__Your task__.
In full and without alteration, print the entries.

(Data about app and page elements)
· · · · · · ·
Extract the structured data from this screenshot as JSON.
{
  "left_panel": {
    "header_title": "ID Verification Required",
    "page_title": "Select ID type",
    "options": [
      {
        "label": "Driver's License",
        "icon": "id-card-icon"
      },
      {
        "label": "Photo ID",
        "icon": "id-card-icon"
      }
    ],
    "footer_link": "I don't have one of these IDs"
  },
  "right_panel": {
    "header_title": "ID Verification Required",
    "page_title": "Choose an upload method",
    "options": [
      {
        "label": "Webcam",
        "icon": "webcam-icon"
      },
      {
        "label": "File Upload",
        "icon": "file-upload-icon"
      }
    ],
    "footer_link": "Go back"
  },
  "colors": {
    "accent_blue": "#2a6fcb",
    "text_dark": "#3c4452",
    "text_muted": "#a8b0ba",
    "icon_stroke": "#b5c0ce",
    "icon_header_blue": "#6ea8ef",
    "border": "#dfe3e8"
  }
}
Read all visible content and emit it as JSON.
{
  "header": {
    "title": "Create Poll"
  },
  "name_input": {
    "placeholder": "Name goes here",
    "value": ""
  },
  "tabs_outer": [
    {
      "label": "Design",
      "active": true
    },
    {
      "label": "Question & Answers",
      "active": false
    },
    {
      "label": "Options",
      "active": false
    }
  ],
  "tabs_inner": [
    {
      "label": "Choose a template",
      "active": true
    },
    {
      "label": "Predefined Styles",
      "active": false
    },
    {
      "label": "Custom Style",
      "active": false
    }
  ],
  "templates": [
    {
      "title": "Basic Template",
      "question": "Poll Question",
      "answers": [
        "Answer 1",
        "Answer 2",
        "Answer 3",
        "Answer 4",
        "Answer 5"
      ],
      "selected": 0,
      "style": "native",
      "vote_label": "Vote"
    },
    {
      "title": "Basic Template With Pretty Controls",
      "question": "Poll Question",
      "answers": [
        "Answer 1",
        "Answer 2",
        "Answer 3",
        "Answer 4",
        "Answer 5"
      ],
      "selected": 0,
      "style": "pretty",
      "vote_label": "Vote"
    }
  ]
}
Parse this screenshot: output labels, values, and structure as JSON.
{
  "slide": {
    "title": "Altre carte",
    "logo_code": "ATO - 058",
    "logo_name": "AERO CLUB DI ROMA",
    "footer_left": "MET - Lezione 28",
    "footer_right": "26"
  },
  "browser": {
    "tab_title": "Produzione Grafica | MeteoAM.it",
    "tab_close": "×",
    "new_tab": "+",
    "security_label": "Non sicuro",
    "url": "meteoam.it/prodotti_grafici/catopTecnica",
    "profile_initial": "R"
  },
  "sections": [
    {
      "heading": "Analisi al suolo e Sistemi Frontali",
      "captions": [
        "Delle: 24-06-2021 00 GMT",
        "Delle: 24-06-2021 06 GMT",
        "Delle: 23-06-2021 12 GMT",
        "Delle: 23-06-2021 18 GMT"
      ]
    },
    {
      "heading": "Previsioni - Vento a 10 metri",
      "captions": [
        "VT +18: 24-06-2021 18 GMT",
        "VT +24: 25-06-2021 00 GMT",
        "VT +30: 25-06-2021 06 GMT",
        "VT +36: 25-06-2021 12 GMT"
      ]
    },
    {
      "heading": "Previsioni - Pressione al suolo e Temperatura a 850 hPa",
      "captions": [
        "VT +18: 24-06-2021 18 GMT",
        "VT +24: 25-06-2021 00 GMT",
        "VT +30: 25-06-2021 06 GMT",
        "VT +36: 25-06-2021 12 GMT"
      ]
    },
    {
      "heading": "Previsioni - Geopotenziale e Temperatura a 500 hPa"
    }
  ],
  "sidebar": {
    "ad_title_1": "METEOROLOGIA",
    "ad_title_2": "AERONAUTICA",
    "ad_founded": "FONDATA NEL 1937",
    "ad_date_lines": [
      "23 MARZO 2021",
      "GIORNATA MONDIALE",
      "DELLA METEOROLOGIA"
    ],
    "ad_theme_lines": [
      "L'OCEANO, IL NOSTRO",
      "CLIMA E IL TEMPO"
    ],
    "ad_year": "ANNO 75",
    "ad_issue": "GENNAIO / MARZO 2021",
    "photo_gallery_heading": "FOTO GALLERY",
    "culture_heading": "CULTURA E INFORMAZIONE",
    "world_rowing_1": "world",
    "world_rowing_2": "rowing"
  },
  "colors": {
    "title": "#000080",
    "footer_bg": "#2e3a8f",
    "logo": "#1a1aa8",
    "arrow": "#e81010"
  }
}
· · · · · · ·
__Solution for this exercise__.
Extract the structured data from this screenshot as JSON.
{
  "left_panel": {
    "header_title": "ID Verification Required",
    "page_title": "Select ID type",
    "options": [
      {
        "label": "Driver's License",
        "icon": "id-card-icon"
      },
      {
        "label": "Photo ID",
        "icon": "id-card-icon"
      }
    ],
    "footer_link": "I don't have one of these IDs"
  },
  "right_panel": {
    "header_title": "ID Verification Required",
    "page_title": "Choose an upload method",
    "options": [
      {
        "label": "Webcam",
        "icon": "webcam-icon"
      },
      {
        "label": "File Upload",
        "icon": "file-upload-icon"
      }
    ],
    "footer_link": "Go back"
  },
  "colors": {
    "accent_blue": "#2a6fcb",
    "text_dark": "#3c4452",
    "text_muted": "#a8b0ba",
    "icon_stroke": "#b5c0ce",
    "icon_header_blue": "#6ea8ef",
    "border": "#dfe3e8"
  }
}
Read all visible content and emit it as JSON.
{
  "header": {
    "title": "Create Poll"
  },
  "name_input": {
    "placeholder": "Name goes here",
    "value": ""
  },
  "tabs_outer": [
    {
      "label": "Design",
      "active": true
    },
    {
      "label": "Question & Answers",
      "active": false
    },
    {
      "label": "Options",
      "active": false
    }
  ],
  "tabs_inner": [
    {
      "label": "Choose a template",
      "active": true
    },
    {
      "label": "Predefined Styles",
      "active": false
    },
    {
      "label": "Custom Style",
      "active": false
    }
  ],
  "templates": [
    {
      "title": "Basic Template",
      "question": "Poll Question",
      "answers": [
        "Answer 1",
        "Answer 2",
        "Answer 3",
        "Answer 4",
        "Answer 5"
      ],
      "selected": 0,
      "style": "native",
      "vote_label": "Vote"
    },
    {
      "title": "Basic Template With Pretty Controls",
      "question": "Poll Question",
      "answers": [
        "Answer 1",
        "Answer 2",
        "Answer 3",
        "Answer 4",
        "Answer 5"
      ],
      "selected": 0,
      "style": "pretty",
      "vote_label": "Vote"
    }
  ]
}
Parse this screenshot: output labels, values, and structure as JSON.
{
  "slide": {
    "title": "Altre carte",
    "logo_code": "ATO - 058",
    "logo_name": "AERO CLUB DI ROMA",
    "footer_left": "MET - Lezione 28",
    "footer_right": "26"
  },
  "browser": {
    "tab_title": "Produzione Grafica | MeteoAM.it",
    "tab_close": "×",
    "new_tab": "+",
    "security_label": "Non sicuro",
    "url": "meteoam.it/prodotti_grafici/catopTecnica",
    "profile_initial": "R"
  },
  "sections": [
    {
      "heading": "Analisi al suolo e Sistemi Frontali",
      "captions": [
        "Delle: 24-06-2021 00 GMT",
        "Delle: 24-06-2021 06 GMT",
        "Delle: 23-06-2021 12 GMT",
        "Delle: 23-06-2021 18 GMT"
      ]
    },
    {
      "heading": "Previsioni - Vento a 10 metri",
      "captions": [
        "VT +18: 24-06-2021 18 GMT",
        "VT +24: 25-06-2021 00 GMT",
        "VT +30: 25-06-2021 06 GMT",
        "VT +36: 25-06-2021 12 GMT"
      ]
    },
    {
      "heading": "Previsioni - Pressione al suolo e Temperatura a 850 hPa",
      "captions": [
        "VT +18: 24-06-2021 18 GMT",
        "VT +24: 25-06-2021 00 GMT",
        "VT +30: 25-06-2021 06 GMT",
        "VT +36: 25-06-2021 12 GMT"
      ]
    },
    {
      "heading": "Previsioni - Geopotenziale e Temperatura a 500 hPa"
    }
  ],
  "sidebar": {
    "ad_title_1": "METEOROLOGIA",
    "ad_title_2": "AERONAUTICA",
    "ad_founded": "FONDATA NEL 1937",
    "ad_date_lines": [
      "23 MARZO 2021",
      "GIORNATA MONDIALE",
      "DELLA METEOROLOGIA"
    ],
    "ad_theme_lines": [
      "L'OCEANO, IL NOSTRO",
      "CLIMA E IL TEMPO"
    ],
    "ad_year": "ANNO 75",
    "ad_issue": "GENNAIO / MARZO 2021",
    "photo_gallery_heading": "FOTO GALLERY",
    "culture_heading": "CULTURA E INFORMAZIONE",
    "world_rowing_1": "world",
    "world_rowing_2": "rowing"
  },
  "colors": {
    "title": "#000080",
    "footer_bg": "#2e3a8f",
    "logo": "#1a1aa8",
    "arrow": "#e81010"
  }
}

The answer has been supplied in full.